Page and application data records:
----

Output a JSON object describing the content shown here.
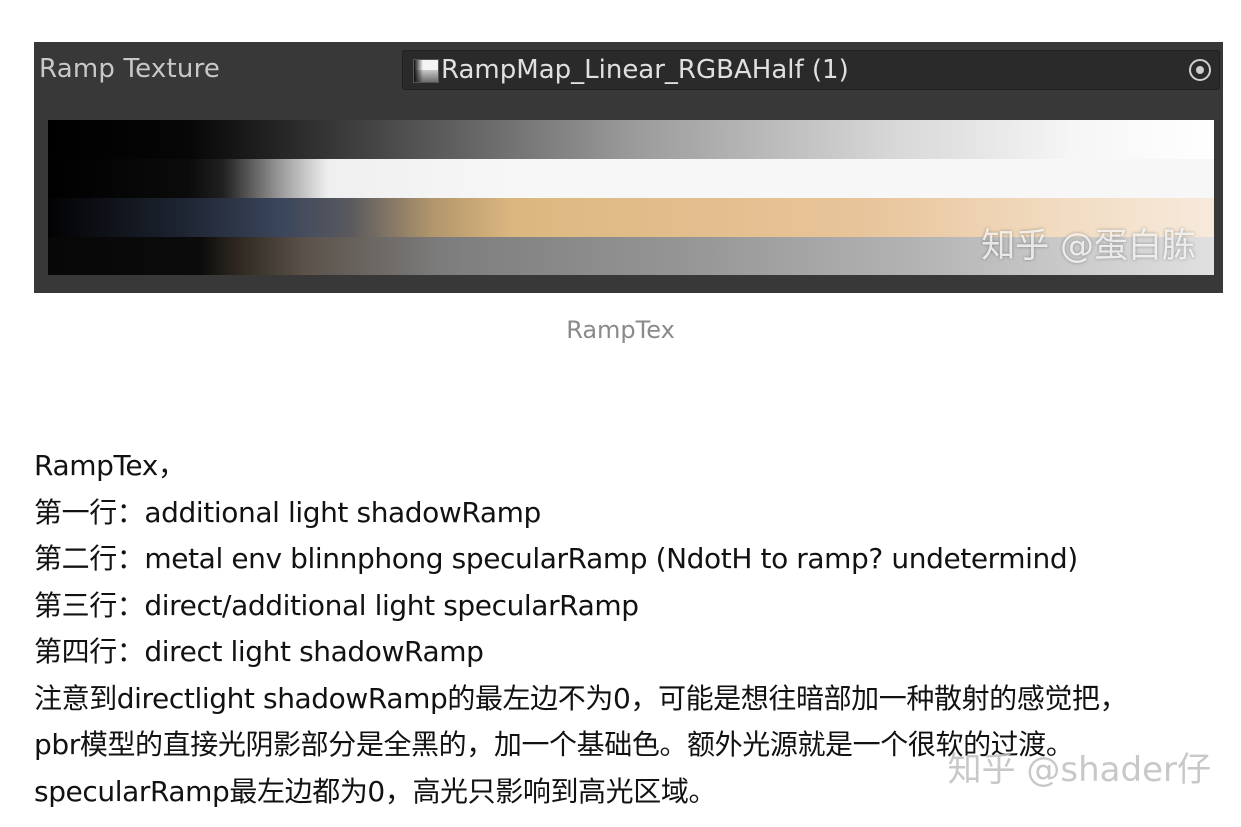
{
  "inspector": {
    "field_label": "Ramp Texture",
    "object_field_value": "RampMap_Linear_RGBAHalf (1)",
    "icon": "texture-icon",
    "picker_icon": "object-picker-icon",
    "preview_watermark": "知乎 @蛋白胨"
  },
  "caption": "RampTex",
  "body": {
    "lines": [
      "RampTex，",
      "第一行：additional light shadowRamp",
      "第二行：metal env blinnphong specularRamp (NdotH to ramp? undetermind)",
      "第三行：direct/additional light specularRamp",
      "第四行：direct light shadowRamp",
      "注意到directlight shadowRamp的最左边不为0，可能是想往暗部加一种散射的感觉把，",
      "pbr模型的直接光阴影部分是全黑的，加一个基础色。额外光源就是一个很软的过渡。",
      "specularRamp最左边都为0，高光只影响到高光区域。"
    ]
  },
  "page_watermark": "知乎 @shader仔",
  "colors": {
    "inspector_bg": "#383838",
    "field_bg": "#2a2a2a",
    "text_light": "#c8c8c8",
    "caption": "#8a8a8a",
    "body_text": "#121212"
  }
}
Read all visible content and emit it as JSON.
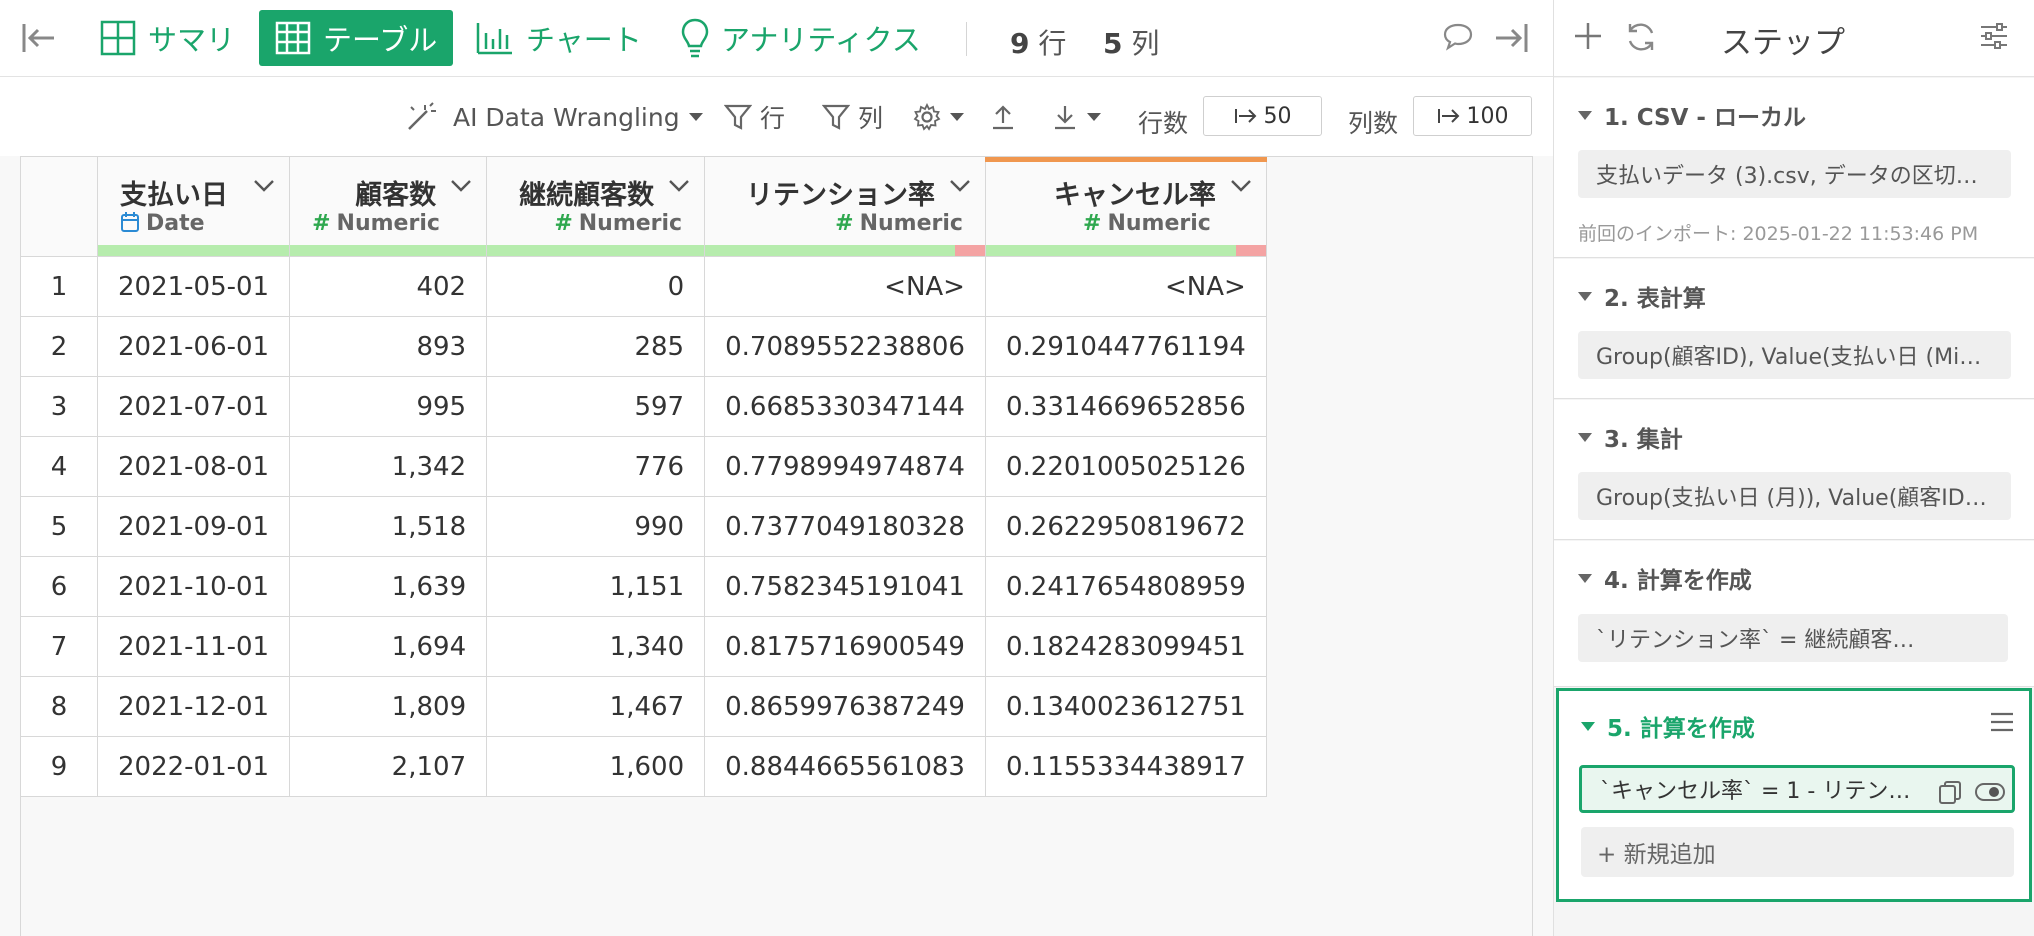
{
  "topbar": {
    "tabs": [
      {
        "label": "サマリ"
      },
      {
        "label": "テーブル"
      },
      {
        "label": "チャート"
      },
      {
        "label": "アナリティクス"
      }
    ],
    "row_count": "9",
    "row_unit": "行",
    "col_count": "5",
    "col_unit": "列"
  },
  "toolbar": {
    "ai_label": "AI Data Wrangling",
    "filter_row_label": "行",
    "filter_col_label": "列",
    "rows_label": "行数",
    "rows_value": "50",
    "cols_label": "列数",
    "cols_value": "100"
  },
  "grid": {
    "columns": [
      {
        "name": "支払い日",
        "type": "Date"
      },
      {
        "name": "顧客数",
        "type": "Numeric"
      },
      {
        "name": "継続顧客数",
        "type": "Numeric"
      },
      {
        "name": "リテンション率",
        "type": "Numeric"
      },
      {
        "name": "キャンセル率",
        "type": "Numeric"
      }
    ],
    "rows": [
      {
        "n": "1",
        "date": "2021-05-01",
        "customers": "402",
        "retained": "0",
        "retention": "<NA>",
        "cancel": "<NA>"
      },
      {
        "n": "2",
        "date": "2021-06-01",
        "customers": "893",
        "retained": "285",
        "retention": "0.7089552238806",
        "cancel": "0.2910447761194"
      },
      {
        "n": "3",
        "date": "2021-07-01",
        "customers": "995",
        "retained": "597",
        "retention": "0.6685330347144",
        "cancel": "0.3314669652856"
      },
      {
        "n": "4",
        "date": "2021-08-01",
        "customers": "1,342",
        "retained": "776",
        "retention": "0.7798994974874",
        "cancel": "0.2201005025126"
      },
      {
        "n": "5",
        "date": "2021-09-01",
        "customers": "1,518",
        "retained": "990",
        "retention": "0.7377049180328",
        "cancel": "0.2622950819672"
      },
      {
        "n": "6",
        "date": "2021-10-01",
        "customers": "1,639",
        "retained": "1,151",
        "retention": "0.7582345191041",
        "cancel": "0.2417654808959"
      },
      {
        "n": "7",
        "date": "2021-11-01",
        "customers": "1,694",
        "retained": "1,340",
        "retention": "0.8175716900549",
        "cancel": "0.1824283099451"
      },
      {
        "n": "8",
        "date": "2021-12-01",
        "customers": "1,809",
        "retained": "1,467",
        "retention": "0.8659976387249",
        "cancel": "0.1340023612751"
      },
      {
        "n": "9",
        "date": "2022-01-01",
        "customers": "2,107",
        "retained": "1,600",
        "retention": "0.8844665561083",
        "cancel": "0.1155334438917"
      }
    ]
  },
  "side": {
    "title": "ステップ",
    "steps": [
      {
        "title": "1. CSV - ローカル",
        "summary": "支払いデータ (3).csv, データの区切…",
        "note": "前回のインポート: 2025-01-22 11:53:46 PM"
      },
      {
        "title": "2. 表計算",
        "summary": "Group(顧客ID), Value(支払い日 (Min…"
      },
      {
        "title": "3. 集計",
        "summary": "Group(支払い日 (月)), Value(顧客ID,…"
      },
      {
        "title": "4. 計算を作成",
        "summary": "`リテンション率` = 継続顧客…"
      },
      {
        "title": "5. 計算を作成",
        "summary": "`キャンセル率` = 1 - リテン…"
      }
    ],
    "add_label": "+ 新規追加"
  },
  "colors": {
    "accent": "#1aa56b",
    "quality_ok": "#b6ecad",
    "quality_bad": "#f4a3a3",
    "selected_col": "#f0974f"
  }
}
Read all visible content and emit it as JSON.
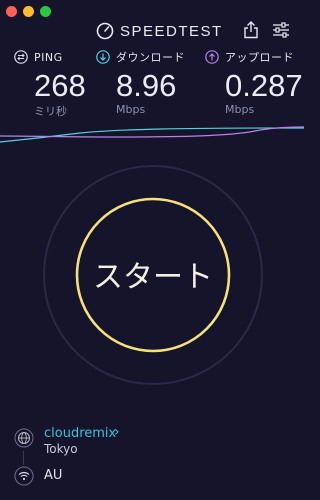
{
  "header": {
    "title": "SPEEDTEST"
  },
  "metrics": {
    "ping": {
      "label": "PING",
      "value": "268",
      "unit": "ミリ秒",
      "color": "#d9d9e6"
    },
    "download": {
      "label": "ダウンロード",
      "value": "8.96",
      "unit": "Mbps",
      "color": "#55d0df"
    },
    "upload": {
      "label": "アップロード",
      "value": "0.287",
      "unit": "Mbps",
      "color": "#b583e8"
    }
  },
  "start_button": {
    "label": "スタート",
    "ring_color": "#f3e27a"
  },
  "server": {
    "name": "cloudremix",
    "chevron": "›",
    "city": "Tokyo"
  },
  "connection": {
    "isp": "AU"
  },
  "icons": [
    "speedometer-icon",
    "share-icon",
    "settings-icon",
    "ping-icon",
    "download-icon",
    "upload-icon",
    "globe-icon",
    "wifi-icon"
  ]
}
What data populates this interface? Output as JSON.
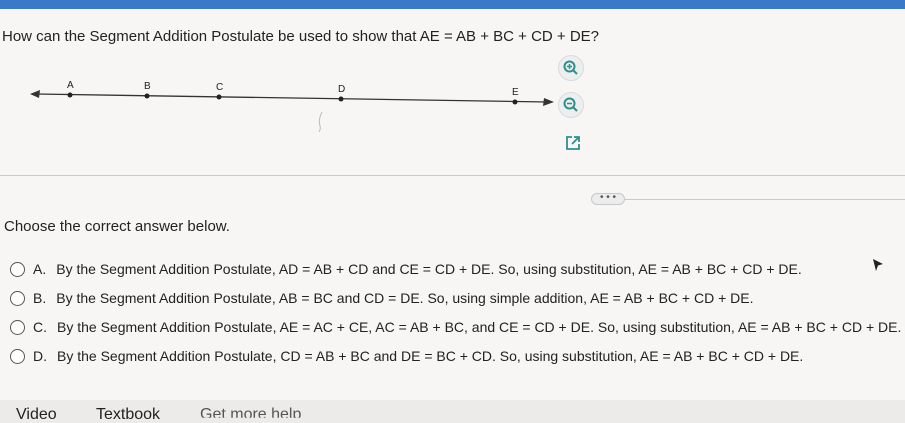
{
  "question": "How can the Segment Addition Postulate be used to show that AE = AB + BC + CD + DE?",
  "figure": {
    "point_labels": [
      "A",
      "B",
      "C",
      "D",
      "E"
    ]
  },
  "tools": {
    "zoom_in_icon": "zoom-in-icon",
    "zoom_out_icon": "zoom-out-icon",
    "popout_icon": "popout-icon"
  },
  "more_label": "• • •",
  "prompt": "Choose the correct answer below.",
  "options": [
    {
      "letter": "A.",
      "text": "By the Segment Addition Postulate, AD = AB + CD and CE = CD + DE. So, using substitution, AE = AB + BC + CD + DE."
    },
    {
      "letter": "B.",
      "text": "By the Segment Addition Postulate, AB = BC and CD = DE. So, using simple addition, AE = AB + BC + CD + DE."
    },
    {
      "letter": "C.",
      "text": "By the Segment Addition Postulate, AE = AC + CE, AC = AB + BC, and CE = CD + DE. So, using substitution, AE = AB + BC + CD + DE."
    },
    {
      "letter": "D.",
      "text": "By the Segment Addition Postulate, CD = AB + BC and DE = BC + CD. So, using substitution, AE = AB + BC + CD + DE."
    }
  ],
  "footer": {
    "video": "Video",
    "textbook": "Textbook",
    "help": "Get more help"
  },
  "colors": {
    "accent": "#3a78c9",
    "icon": "#2f8f8a"
  }
}
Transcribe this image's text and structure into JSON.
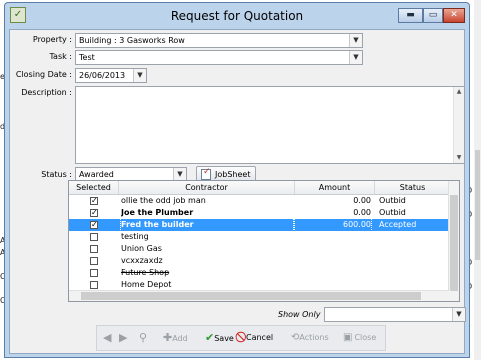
{
  "window": {
    "title": "Request for Quotation"
  },
  "form": {
    "property_label": "Property :",
    "property_value": "Building : 3 Gasworks Row",
    "task_label": "Task :",
    "task_value": "Test",
    "closing_label": "Closing Date :",
    "closing_value": "26/06/2013",
    "description_label": "Description :",
    "status_label": "Status :",
    "status_value": "Awarded",
    "jobsheet_label": "JobSheet"
  },
  "grid": {
    "columns": [
      "Selected",
      "Contractor",
      "Amount",
      "Status"
    ],
    "rows": [
      {
        "selected": true,
        "contractor": "ollie the odd job man",
        "amount": "0.00",
        "status": "Outbid",
        "bold": false,
        "strike": false
      },
      {
        "selected": true,
        "contractor": "Joe the Plumber",
        "amount": "0.00",
        "status": "Outbid",
        "bold": true,
        "strike": false
      },
      {
        "selected": true,
        "contractor": "Fred the builder",
        "amount": "600.00",
        "status": "Accepted",
        "bold": true,
        "strike": false,
        "highlighted": true
      },
      {
        "selected": false,
        "contractor": "testing",
        "amount": "",
        "status": "",
        "bold": false,
        "strike": false
      },
      {
        "selected": false,
        "contractor": "Union Gas",
        "amount": "",
        "status": "",
        "bold": false,
        "strike": false
      },
      {
        "selected": false,
        "contractor": "vcxxzaxdz",
        "amount": "",
        "status": "",
        "bold": false,
        "strike": false
      },
      {
        "selected": false,
        "contractor": "Future Shop",
        "amount": "",
        "status": "",
        "bold": false,
        "strike": true
      },
      {
        "selected": false,
        "contractor": "Home Depot",
        "amount": "",
        "status": "",
        "bold": false,
        "strike": false
      }
    ]
  },
  "show_only_label": "Show Only",
  "toolbar": {
    "add": "Add",
    "save": "Save",
    "cancel": "Cancel",
    "actions": "Actions",
    "close": "Close"
  },
  "background": {
    "left_fragments": [
      "e",
      "d",
      "Ac",
      "Ac",
      "Or",
      "Or"
    ],
    "right_fragments": [
      "D",
      "D",
      "D",
      "D"
    ]
  },
  "colors": {
    "selection": "#3399ff",
    "title_bar": "#bcd3ec",
    "save_icon": "#2e9a2e",
    "cancel_icon": "#d02020"
  }
}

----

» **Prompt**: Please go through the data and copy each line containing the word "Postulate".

» **Result of this exercise**:
  "question": "How can the Segment Addition Postulate be used to show that AE = AB + BC + CD + DE?",
      "text": "By the Segment Addition Postulate, AD = AB + CD and CE = CD + DE. So, using substitution, AE = AB + BC + CD + DE."
      "text": "By the Segment Addition Postulate, AB = BC and CD = DE. So, using simple addition, AE = AB + BC + CD + DE."
      "text": "By the Segment Addition Postulate, AE = AC + CE, AC = AB + BC, and CE = CD + DE. So, using substitution, AE = AB + BC + CD + DE."
      "text": "By the Segment Addition Postulate, CD = AB + BC and DE = BC + CD. So, using substitution, AE = AB + BC + CD + DE."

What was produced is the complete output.